(Component data from apps and pages)
_ _ _

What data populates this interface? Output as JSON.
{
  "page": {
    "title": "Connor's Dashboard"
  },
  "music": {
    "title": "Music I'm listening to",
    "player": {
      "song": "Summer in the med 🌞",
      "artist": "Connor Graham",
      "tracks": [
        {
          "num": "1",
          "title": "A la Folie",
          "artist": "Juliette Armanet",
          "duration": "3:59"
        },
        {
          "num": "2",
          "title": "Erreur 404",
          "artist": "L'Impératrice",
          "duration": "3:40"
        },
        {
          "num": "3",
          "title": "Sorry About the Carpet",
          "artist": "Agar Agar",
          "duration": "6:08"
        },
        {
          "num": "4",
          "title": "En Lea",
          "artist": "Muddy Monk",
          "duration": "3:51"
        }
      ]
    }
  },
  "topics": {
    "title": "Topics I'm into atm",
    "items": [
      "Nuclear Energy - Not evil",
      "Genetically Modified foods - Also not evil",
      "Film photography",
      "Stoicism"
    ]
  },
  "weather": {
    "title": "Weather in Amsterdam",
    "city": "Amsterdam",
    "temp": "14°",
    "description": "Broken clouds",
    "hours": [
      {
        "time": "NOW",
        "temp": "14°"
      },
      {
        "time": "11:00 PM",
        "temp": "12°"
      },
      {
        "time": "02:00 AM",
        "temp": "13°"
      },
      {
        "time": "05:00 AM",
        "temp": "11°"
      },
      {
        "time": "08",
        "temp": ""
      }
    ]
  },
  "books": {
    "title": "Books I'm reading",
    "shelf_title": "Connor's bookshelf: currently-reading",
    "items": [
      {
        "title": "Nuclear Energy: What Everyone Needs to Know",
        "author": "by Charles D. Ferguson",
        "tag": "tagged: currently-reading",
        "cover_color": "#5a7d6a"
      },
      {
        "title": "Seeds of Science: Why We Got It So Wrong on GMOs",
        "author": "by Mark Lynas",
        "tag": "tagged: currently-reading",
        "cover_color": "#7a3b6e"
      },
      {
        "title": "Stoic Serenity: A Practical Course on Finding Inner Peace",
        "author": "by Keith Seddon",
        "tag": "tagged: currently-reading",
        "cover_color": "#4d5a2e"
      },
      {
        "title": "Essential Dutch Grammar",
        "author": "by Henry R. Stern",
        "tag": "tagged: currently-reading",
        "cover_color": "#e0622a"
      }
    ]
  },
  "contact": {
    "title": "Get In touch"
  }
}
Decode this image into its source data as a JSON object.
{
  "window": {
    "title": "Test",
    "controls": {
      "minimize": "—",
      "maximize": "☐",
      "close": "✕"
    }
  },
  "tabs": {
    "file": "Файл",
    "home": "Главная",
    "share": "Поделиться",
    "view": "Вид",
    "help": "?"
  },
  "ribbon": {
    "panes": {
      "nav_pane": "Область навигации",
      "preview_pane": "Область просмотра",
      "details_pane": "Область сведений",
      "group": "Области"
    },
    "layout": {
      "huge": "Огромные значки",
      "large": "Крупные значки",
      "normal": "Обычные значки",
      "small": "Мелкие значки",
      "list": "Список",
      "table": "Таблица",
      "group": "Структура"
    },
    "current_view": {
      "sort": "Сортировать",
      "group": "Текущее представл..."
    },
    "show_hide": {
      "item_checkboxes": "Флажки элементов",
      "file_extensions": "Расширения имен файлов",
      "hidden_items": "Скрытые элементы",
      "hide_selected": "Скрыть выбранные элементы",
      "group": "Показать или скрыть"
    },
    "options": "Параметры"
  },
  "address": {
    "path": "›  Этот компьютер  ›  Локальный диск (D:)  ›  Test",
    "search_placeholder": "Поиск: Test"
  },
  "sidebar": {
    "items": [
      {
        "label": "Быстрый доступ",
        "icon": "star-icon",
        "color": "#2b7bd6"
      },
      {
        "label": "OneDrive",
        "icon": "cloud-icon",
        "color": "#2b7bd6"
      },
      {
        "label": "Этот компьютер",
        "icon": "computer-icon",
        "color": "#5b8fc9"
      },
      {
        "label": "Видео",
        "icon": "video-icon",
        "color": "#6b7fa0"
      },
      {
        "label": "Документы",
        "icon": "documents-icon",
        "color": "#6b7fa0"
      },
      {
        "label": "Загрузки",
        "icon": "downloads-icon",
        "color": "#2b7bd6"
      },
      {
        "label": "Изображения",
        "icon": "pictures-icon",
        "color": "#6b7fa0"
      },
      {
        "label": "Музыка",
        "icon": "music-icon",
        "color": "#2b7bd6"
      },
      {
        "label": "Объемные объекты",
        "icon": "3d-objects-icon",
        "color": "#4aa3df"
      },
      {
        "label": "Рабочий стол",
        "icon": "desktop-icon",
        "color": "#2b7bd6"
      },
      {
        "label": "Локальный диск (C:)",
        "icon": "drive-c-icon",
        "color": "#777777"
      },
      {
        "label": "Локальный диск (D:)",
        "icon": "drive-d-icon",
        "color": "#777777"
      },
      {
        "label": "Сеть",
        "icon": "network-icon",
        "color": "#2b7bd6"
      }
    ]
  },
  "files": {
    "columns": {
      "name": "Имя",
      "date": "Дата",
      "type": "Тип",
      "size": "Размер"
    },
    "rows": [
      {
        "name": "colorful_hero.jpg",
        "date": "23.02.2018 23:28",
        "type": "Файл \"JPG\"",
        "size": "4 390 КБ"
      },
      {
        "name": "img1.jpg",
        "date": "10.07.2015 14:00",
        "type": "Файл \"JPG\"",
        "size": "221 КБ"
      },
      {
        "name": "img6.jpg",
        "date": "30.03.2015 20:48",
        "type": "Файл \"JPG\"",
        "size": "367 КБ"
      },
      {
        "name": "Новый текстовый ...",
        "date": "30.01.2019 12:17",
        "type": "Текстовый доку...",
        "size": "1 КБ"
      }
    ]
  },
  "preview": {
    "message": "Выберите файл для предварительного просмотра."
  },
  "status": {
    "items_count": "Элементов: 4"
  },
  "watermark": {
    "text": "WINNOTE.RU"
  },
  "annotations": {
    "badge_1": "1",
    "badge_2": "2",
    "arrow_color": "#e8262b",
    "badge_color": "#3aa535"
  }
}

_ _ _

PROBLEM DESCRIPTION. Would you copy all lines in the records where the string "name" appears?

RESULT OF THE TASK.
      "name": "Имя",
        "name": "colorful_hero.jpg",
        "name": "img1.jpg",
        "name": "img6.jpg",
        "name": "Новый текстовый ...",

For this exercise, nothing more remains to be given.